|Production country:||Großbritannien 2011|
|Running time:||Approx. 93 min.|
Award-winning director Roman Polanski was arrested in Los Angeles in 1977 for alleged sexual contact with a minor. The trial quickly turned into a media mudslinging match, which Polanski eventually escaped to London and later Paris. Since then, Polanski has not been allowed to enter the U.S. or he would be arrested immediately. The warrant for his arrest is still active, although the prosecutor has since forgiven him. All the more surprisingly, in 2009, on his way to the Zurich Film Festival, Polanski was arrested by Swiss authorities, who placed him under house arrest for several months at his home in Gstaad. There, Polanski met with his longtime friend, film producer Andrew Braunsberg, to talk about his troubled life. Recorded by Laurent Bouzereau, Polanski's cinematic memoir was thus born.
Roman Polanski - A Film Memoir lets the director look back on his childhood in the Krakow ghetto, on his first deep friendship, which was tragically ended by the Second World War, on his relationship with his father, which was also strongly influenced by the war, on his beginnings as an actor and filmmaker, and on his career, which was marked not only by commercial successes and defeats, but also by many personal strokes of fate, such as the murder of his pregnant wife Sharon Tate.
Laurent Bouzereau, who has made a name for himself with first-rate making-of documentaries on various Steven Spielberg films, among others, spices up Polanski's narration with lots of photos, footage and making-of material from some of the director's films.

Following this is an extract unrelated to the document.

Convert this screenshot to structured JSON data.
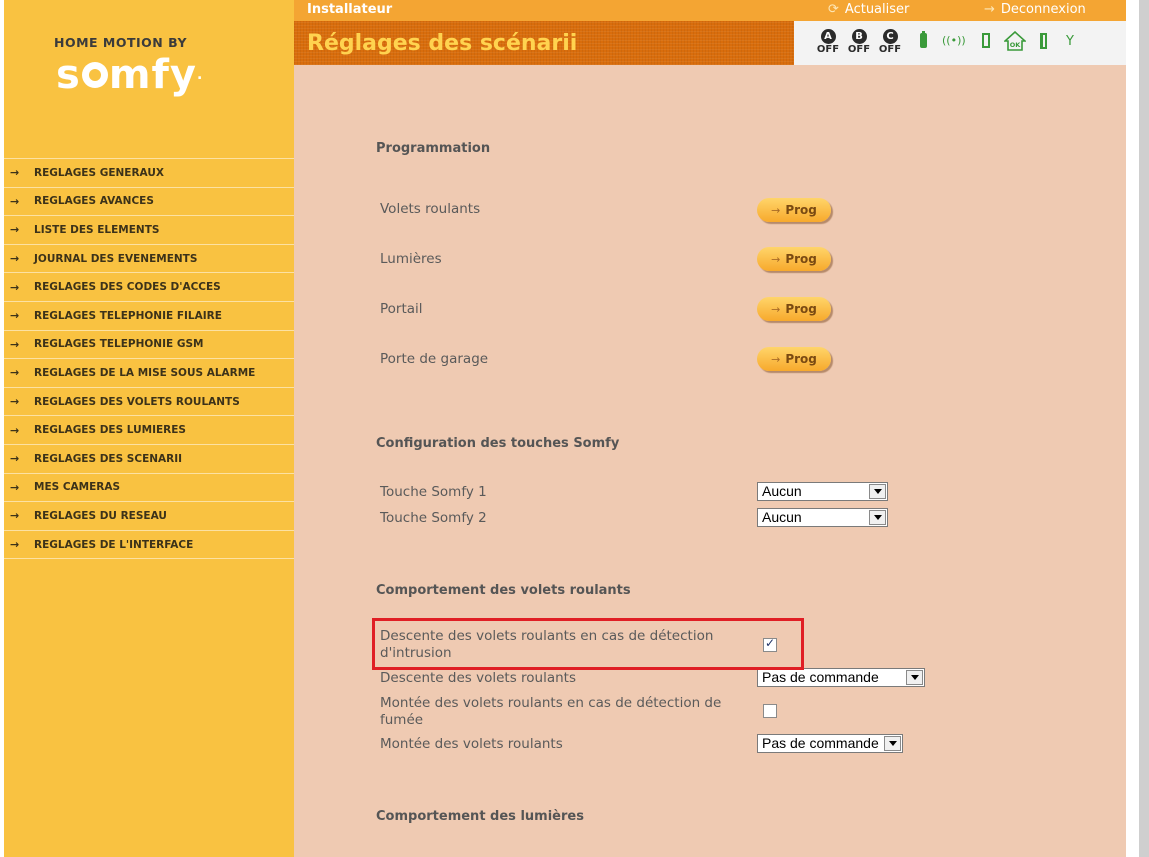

This of course makes this documentary primarily a must-see for all film historians and fans of the filmmaker. But since much of it is about Polanski's life and his own personal successes and tragedies, the film will also appeal to viewers who have a penchant for fascinating portraits of interesting personalities.
And Polanski proves to be just that throughout the film. His narratives are very engaging, though little lengths do creep in here and there that could have easily been avoided with a little tighter editing. But this doesn't really detract from the film. If the documentary has a shortcoming, it's Andrew Braunsberg, who repeatedly interrupts his interlocutor, especially at the beginning, in order to finish his sentences before Polanski has the chance to do so. Fortunately, this can only be observed to a greater extent at the beginning of the film. As soon as Polanski has found his flow of speech, he is not easily interrupted.
If you are primarily hoping for an examination of the scandal that led to Polanski's arrests in 1977 and 2009, you should rather watch the documentary Roman Polanski: Wanted and Desired, as it deals with the whole thing in much more depth than Bouzereau's film. But if you are interested in Polanski's entire life and work and want to get a very personal insight into the filmmaker's mind, you can't go past this cinematic memoir. Worth seeing
An article by Frankfurt-Tipp